When selecting an air conditioner, consider the following three characteristics carefully: the energy efficiency rating, sizing, and the system’s components.
Energy efficiency rating
In the United States, we rate an A/C’s energy efficiency by how many British thermal units (Btu) of heat it moves for each watt-hour of electrical energy it consumes. Every residential air conditioner sold in this country has an EnergyGuide Label, which features the A/C’s heating and cooling efficiency performance rating, comparing it to other available makes and models.
The Heating Seasonal Performance Factor (HSPF) rates both the efficiency of the compressor and the electric-resistance elements. The HSPF gives the number of Btu harvested per watt-hour used. The most efficient A/Cs have an HSPF of between 8 and 10.
The Seasonal Energy Efficiency Ratio (SEER) rates an air conditioner’s cooling efficiency. In general, the higher the SEER, the higher the cost. However, the energy savings can return the higher initial investment several times during the air conditioner’s life. Replacing a 1970s vintage, central heat pump (SEER = 6) with a new unit (SEER=12) will use half the energy to pr ovide the same amount of cooling, cutting air-conditioning costs in half. The most efficient air conditioners have SEERs of between 14 and 18.
You’ll find the Energy Star label sponsored by the U.S Department of Energy (DOE) and the U.S. Environmental Protection Agency (EPA) on air conditioners with an HSPF of at least 7 and a SEER of at least 12. Many new air conditioners exceed these ratings, but looking for this label is a good way to start shopping for one.
When selecting a new air conditioner, it’s important that you determine the proper size needed for your home. Bigger is not better. Oversizing causes the air conditioner to start and stop more frequently, which is less efficient and harder on the components than letting it run for longer cycles.

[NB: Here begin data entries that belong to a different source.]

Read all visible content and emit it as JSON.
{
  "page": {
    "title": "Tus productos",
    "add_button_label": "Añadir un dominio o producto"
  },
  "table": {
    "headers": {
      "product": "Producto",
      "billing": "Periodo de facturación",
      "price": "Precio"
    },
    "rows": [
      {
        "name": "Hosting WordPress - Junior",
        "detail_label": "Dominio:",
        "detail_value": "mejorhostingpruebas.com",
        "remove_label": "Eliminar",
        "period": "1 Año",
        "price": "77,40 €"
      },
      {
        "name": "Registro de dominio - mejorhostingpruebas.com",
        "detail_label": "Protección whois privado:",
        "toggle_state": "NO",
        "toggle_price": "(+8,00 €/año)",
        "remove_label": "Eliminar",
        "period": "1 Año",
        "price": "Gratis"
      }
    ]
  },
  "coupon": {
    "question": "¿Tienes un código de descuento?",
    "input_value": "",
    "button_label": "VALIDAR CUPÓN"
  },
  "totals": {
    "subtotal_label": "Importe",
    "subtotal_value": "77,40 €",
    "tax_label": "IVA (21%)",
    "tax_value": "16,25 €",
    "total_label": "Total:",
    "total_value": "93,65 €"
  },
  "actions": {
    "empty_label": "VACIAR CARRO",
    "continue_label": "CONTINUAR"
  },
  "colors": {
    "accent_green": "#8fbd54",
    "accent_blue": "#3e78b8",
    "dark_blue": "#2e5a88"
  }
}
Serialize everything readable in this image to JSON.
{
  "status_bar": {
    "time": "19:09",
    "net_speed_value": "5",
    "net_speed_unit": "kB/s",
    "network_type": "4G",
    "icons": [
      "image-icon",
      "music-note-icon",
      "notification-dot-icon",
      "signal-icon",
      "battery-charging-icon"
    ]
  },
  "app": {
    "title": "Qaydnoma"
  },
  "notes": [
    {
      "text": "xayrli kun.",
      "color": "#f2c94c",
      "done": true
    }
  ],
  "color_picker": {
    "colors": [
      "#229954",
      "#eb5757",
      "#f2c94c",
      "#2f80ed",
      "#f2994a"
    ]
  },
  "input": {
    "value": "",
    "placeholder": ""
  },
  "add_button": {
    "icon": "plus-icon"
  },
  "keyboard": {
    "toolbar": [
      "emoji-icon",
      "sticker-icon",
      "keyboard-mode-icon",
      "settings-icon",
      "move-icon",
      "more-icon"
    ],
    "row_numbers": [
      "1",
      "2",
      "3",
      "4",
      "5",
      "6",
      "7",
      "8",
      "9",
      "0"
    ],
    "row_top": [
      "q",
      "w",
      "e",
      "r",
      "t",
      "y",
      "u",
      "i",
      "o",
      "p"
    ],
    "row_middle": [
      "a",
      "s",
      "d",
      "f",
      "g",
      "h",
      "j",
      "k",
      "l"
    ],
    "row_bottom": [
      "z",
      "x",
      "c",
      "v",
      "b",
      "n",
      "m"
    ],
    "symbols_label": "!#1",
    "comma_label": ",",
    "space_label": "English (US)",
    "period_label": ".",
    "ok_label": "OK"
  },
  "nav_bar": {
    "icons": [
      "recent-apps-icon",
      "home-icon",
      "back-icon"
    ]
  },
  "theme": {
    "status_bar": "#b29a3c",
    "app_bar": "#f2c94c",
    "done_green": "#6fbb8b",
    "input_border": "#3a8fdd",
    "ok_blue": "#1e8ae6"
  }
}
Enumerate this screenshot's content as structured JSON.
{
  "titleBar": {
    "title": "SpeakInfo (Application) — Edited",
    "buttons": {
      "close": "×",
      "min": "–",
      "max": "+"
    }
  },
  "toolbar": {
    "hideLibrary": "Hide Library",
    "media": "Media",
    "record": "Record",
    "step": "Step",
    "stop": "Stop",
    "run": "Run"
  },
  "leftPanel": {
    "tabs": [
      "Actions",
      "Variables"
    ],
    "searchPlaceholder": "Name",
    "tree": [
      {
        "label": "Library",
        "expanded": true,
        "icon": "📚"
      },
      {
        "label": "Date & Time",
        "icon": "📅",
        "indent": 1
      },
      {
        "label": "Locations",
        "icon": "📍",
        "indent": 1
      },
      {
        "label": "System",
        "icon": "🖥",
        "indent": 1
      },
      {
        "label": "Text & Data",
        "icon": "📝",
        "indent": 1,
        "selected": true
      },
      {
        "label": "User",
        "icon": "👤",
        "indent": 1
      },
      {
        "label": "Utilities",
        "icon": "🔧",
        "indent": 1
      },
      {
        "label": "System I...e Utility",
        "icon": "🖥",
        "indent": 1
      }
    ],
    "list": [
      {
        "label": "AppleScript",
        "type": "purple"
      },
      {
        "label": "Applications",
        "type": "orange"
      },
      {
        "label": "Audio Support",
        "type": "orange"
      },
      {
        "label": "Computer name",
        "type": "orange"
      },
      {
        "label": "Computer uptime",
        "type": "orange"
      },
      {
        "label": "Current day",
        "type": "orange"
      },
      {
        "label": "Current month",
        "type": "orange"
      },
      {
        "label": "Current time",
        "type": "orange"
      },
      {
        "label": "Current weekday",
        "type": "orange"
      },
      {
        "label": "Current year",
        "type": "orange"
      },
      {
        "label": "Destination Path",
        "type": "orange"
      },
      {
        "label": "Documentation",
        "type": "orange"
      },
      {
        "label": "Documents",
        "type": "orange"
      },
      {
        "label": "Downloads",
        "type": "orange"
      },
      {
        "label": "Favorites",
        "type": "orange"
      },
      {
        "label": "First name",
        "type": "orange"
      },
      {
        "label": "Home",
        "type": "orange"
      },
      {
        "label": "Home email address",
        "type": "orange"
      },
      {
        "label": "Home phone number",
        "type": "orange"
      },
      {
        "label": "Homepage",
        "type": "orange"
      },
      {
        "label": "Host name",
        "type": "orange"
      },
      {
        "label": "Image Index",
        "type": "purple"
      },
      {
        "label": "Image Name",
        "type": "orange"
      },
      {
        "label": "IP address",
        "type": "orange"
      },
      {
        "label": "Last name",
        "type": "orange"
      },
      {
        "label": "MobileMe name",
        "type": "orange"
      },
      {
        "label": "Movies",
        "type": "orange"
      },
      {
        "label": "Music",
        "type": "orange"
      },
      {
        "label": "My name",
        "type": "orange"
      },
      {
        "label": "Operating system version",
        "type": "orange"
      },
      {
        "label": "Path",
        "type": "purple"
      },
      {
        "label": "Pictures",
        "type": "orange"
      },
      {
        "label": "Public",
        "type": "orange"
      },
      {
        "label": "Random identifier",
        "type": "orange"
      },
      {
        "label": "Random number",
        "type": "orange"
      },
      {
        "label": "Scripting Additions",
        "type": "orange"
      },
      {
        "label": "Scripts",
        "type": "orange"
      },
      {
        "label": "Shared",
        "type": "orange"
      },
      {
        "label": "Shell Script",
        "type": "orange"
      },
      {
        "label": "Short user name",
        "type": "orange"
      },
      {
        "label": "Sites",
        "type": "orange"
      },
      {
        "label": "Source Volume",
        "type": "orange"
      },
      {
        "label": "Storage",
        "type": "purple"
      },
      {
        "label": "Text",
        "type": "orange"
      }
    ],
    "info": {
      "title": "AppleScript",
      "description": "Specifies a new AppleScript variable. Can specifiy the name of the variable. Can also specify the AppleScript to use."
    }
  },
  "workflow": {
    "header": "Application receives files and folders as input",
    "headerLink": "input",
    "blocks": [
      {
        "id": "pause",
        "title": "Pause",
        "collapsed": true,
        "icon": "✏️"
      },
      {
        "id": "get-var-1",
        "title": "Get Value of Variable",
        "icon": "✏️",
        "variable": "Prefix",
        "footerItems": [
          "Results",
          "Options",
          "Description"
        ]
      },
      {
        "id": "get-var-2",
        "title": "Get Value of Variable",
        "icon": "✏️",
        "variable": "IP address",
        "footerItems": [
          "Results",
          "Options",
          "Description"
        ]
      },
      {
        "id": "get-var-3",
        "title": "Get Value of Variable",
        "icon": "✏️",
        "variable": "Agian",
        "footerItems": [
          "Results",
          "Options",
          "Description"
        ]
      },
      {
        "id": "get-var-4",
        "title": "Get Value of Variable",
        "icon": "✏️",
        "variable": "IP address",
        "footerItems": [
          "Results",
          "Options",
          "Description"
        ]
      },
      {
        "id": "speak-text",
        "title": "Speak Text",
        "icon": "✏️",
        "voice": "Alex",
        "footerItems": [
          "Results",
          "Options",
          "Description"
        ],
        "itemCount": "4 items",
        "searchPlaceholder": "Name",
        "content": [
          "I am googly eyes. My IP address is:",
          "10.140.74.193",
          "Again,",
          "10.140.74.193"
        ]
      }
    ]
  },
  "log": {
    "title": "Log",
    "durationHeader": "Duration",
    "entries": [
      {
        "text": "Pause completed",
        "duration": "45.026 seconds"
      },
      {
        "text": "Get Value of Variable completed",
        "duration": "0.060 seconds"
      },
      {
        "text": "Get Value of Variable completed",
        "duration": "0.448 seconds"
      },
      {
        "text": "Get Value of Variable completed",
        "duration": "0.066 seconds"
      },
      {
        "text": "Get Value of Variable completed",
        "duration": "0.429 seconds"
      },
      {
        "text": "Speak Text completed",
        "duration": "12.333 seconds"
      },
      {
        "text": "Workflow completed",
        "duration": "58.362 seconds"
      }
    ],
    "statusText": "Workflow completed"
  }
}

A properly sized A/C will also provide you with better comfort and humidity control than an oversized one.The heating and cooling capacity of air conditioners is measured in Btu per hour. The cooling capacity is commonly expressed in “tons” of cooling capacity each ton equaling 12,000 Btu per hour. Correct sizing procedures involve complex calculations, which are best performed by an experienced contractor, who uses sizing methods accepted by the A/C industry. Don’t employ a contractor who guesses the size of the air conditioner needed. Rule-of-thumb sizing techniques are generally inaccurate, often resulting in higher than necessary purchase and annual energy costs.
You and your contractor should discuss options that will help improve your home’s comfort and the economy of your air conditioner. Regarding ducts, for example, it’s important to carefully consider their design and materials, as well as the proper amount of space they require. Check your home’s blueprints to see if the architect and builder have planned adequate space for ducts and fans. Heating and cooling contractors complain that they often have to squeeze heating and cooling systems into spaces that are too small, resulting in constricted ducts and inadequate airflow.Except for packaged systems, you’ll also need to select the proper type of indoor coil for adequate summer moisture removal.